to analyze, in the literature, evidence about the benefits of the integrative and complementary practice of Qigong with regard to the health of adults and the elderly.
a systematic review by searching for studies in the PubMed, CINAHL, LILACS, EMBASE and Cochrane Library databases. Randomized and non-randomized clinical trials were included; in Portuguese, English and Spanish; from 2008 to 2018. The Preferred Reporting Items for Systematic Reviews and Meta-Analyses strategy was adopted, as well as the recommendation of the Cochrane Collaboration for assessing the risk of bias in the clinical trials analyzed.
28 studies were selected that indicated the benefit of the practice to the target audience, which can be used for numerous health conditions, such as: cancer; fibromyalgia; Parkinson’s disease; Chronic Obstructive Pulmonary Disease; Burnout; stress; social isolation; chronic low back pain; cervical pain; buzz; osteoarthritis; fatigue; depression; and cardiovascular diseases. However, there was a great risk of bias in terms of the blinding of the research studies.

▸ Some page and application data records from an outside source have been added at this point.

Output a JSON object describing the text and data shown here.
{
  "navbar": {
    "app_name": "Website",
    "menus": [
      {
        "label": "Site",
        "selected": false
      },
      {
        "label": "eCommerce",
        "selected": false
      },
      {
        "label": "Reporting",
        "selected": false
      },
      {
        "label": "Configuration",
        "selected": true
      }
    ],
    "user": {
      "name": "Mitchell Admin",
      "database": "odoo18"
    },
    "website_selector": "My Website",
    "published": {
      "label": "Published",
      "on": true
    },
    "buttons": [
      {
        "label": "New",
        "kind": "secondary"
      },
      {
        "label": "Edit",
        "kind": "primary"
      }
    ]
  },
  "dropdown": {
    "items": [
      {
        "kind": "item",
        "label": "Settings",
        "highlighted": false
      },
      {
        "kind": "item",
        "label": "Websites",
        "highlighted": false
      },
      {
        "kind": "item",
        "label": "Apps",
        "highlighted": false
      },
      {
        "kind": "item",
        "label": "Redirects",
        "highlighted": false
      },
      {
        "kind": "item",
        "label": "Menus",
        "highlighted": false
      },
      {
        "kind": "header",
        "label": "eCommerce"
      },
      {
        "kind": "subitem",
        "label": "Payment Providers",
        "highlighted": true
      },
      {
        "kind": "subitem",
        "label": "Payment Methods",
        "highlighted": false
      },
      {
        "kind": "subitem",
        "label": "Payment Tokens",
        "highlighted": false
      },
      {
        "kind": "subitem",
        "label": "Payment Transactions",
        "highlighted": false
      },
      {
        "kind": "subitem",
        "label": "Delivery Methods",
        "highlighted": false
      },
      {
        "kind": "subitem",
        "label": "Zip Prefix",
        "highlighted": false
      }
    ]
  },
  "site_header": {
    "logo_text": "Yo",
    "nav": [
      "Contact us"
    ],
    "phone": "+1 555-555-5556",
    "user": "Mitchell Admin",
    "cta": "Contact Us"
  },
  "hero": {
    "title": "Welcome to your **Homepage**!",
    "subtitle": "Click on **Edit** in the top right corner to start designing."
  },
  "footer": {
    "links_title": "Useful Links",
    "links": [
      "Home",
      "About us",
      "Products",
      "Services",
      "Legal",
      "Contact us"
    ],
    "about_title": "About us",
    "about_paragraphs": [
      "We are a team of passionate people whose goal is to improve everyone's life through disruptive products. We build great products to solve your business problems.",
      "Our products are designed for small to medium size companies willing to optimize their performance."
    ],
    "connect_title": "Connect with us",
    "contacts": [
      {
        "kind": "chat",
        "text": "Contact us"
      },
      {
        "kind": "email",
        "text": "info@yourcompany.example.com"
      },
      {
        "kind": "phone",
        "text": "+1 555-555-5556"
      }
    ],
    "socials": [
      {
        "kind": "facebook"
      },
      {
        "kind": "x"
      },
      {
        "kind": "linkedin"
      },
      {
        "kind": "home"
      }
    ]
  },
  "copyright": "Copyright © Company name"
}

the practice of Qigong produces positive results on health, mainly in the medium and long term. This study contributes to the advancement in the use of integrative and complementary practices in nursing, since it brings together the scientific production in the area from the best research results available.